People think that working for yourself must be great. Not so much, especially when your Inner Taskmistress can be an utter bitch. I always feel that there’s more I can be doing, should be doing, and if I don’t do that I’m a lazy slut who deserves to spend her golden years in a cardboard box under a bridge. And I know that’s a stupid mindset to have but it’s a hard one to shake.
Anyway, I’d better wrap this up and get to work. I need to write a lot of words today if I want to be able to spend the weekend taking down the Christmas decorations and cleaning, whee…
And I woke up with the cold realization that I was heading down … well, not necessarily the wrong road with Shifter Woods: Claw, but a road that would require it to be a full length novel instead of a novella.
Yeah, no. Which means today will be going back into the existing half and tearing it to shreds to fit the new beginning. Annoying because it’s gonna take up the bulk of today’s writing time but it’s necessary. Once I have that fixed, I’m going to switch over to Crystal Blade and knock out my daily word count for that, then spend the rest of the work day designing my Patreon (which I’m going to launch on 1/15/23) and roughing out the short story that I’ll be writing for January’s offering.

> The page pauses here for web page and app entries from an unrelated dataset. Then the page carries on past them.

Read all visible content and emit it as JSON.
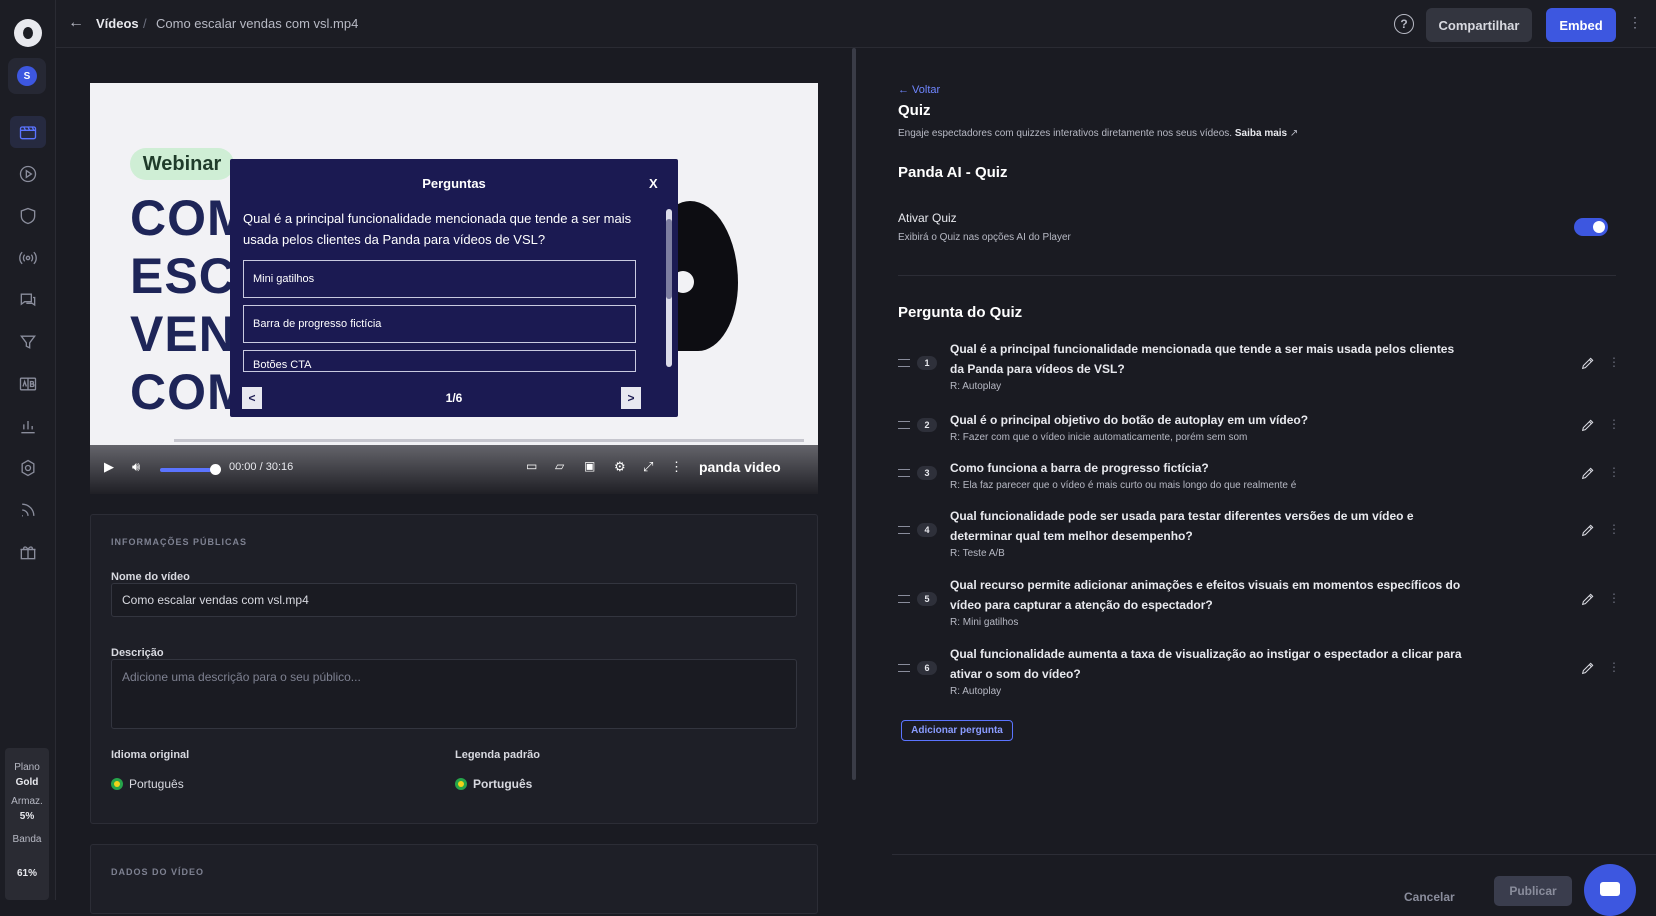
{
  "sidebar": {
    "avatar_initial": "S",
    "nav": [
      "videos-icon",
      "play-icon",
      "shield-icon",
      "live-icon",
      "chat-icon",
      "funnel-icon",
      "ab-test-icon",
      "analytics-icon",
      "settings-icon",
      "rss-icon",
      "gift-icon"
    ],
    "plan": {
      "label": "Plano",
      "name": "Gold",
      "storage_label": "Armaz.",
      "storage_value": "5%",
      "band_label": "Banda",
      "band_value": "61%"
    }
  },
  "topbar": {
    "breadcrumb_root": "Vídeos",
    "breadcrumb_sep": "/",
    "breadcrumb_current": "Como escalar vendas com vsl.mp4",
    "share_label": "Compartilhar",
    "embed_label": "Embed",
    "help_glyph": "?",
    "more_glyph": "⋮"
  },
  "video": {
    "tag": "Webinar",
    "lines": [
      "COM",
      "ESC",
      "VEN",
      "COM VSL"
    ],
    "time_current": "00:00",
    "time_sep": "/",
    "time_total": "30:16",
    "brand": "panda video",
    "progress": 0.1,
    "volume": 0.85
  },
  "quiz_modal": {
    "title": "Perguntas",
    "close": "X",
    "question": "Qual é a principal funcionalidade mencionada que tende a ser mais usada pelos clientes da Panda para vídeos de VSL?",
    "options": [
      "Mini gatilhos",
      "Barra de progresso fictícia",
      "Botões CTA"
    ],
    "prev": "<",
    "next": ">",
    "pager": "1/6"
  },
  "info": {
    "section": "INFORMAÇÕES PÚBLICAS",
    "name_label": "Nome do vídeo",
    "name_value": "Como escalar vendas com vsl.mp4",
    "desc_label": "Descrição",
    "desc_placeholder": "Adicione uma descrição para o seu público...",
    "orig_lang_label": "Idioma original",
    "orig_lang_value": "Português",
    "subtitle_label": "Legenda padrão",
    "subtitle_value": "Português",
    "data_section": "DADOS DO VÍDEO"
  },
  "quiz_panel": {
    "back": "← Voltar",
    "title": "Quiz",
    "desc": "Engaje espectadores com quizzes interativos diretamente nos seus vídeos.",
    "learn_more": "Saiba mais",
    "ai_title": "Panda AI - Quiz",
    "toggle_label": "Ativar Quiz",
    "toggle_sub": "Exibirá o Quiz nas opções AI do Player",
    "toggle_on": true,
    "questions_title": "Pergunta do Quiz",
    "questions": [
      {
        "num": "1",
        "text": "Qual é a principal funcionalidade mencionada que tende a ser mais usada pelos clientes da Panda para vídeos de VSL?",
        "answer": "R: Autoplay"
      },
      {
        "num": "2",
        "text": "Qual é o principal objetivo do botão de autoplay em um vídeo?",
        "answer": "R: Fazer com que o vídeo inicie automaticamente, porém sem som"
      },
      {
        "num": "3",
        "text": "Como funciona a barra de progresso fictícia?",
        "answer": "R: Ela faz parecer que o vídeo é mais curto ou mais longo do que realmente é"
      },
      {
        "num": "4",
        "text": "Qual funcionalidade pode ser usada para testar diferentes versões de um vídeo e determinar qual tem melhor desempenho?",
        "answer": "R: Teste A/B"
      },
      {
        "num": "5",
        "text": "Qual recurso permite adicionar animações e efeitos visuais em momentos específicos do vídeo para capturar a atenção do espectador?",
        "answer": "R: Mini gatilhos"
      },
      {
        "num": "6",
        "text": "Qual funcionalidade aumenta a taxa de visualização ao instigar o espectador a clicar para ativar o som do vídeo?",
        "answer": "R: Autoplay"
      }
    ],
    "add_label": "Adicionar pergunta",
    "cancel_label": "Cancelar",
    "publish_label": "Publicar",
    "row_more_glyph": "⋮"
  }
}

The nice thing about my plans of writing an exclusive short story that only patrons can read is that at the end of the year I’ll have twelve short stories that I can compile into a collection and publish. Of course, that means that I have to write one short story a month (two this month, really, so that I can have February’s ready to go by 2/1/23). But if I want to make a five figure year, this is the way to do it.
The J Crew won’t like being locked out of my office again, but as long as they have the bedroom in which to lounge they’ll live.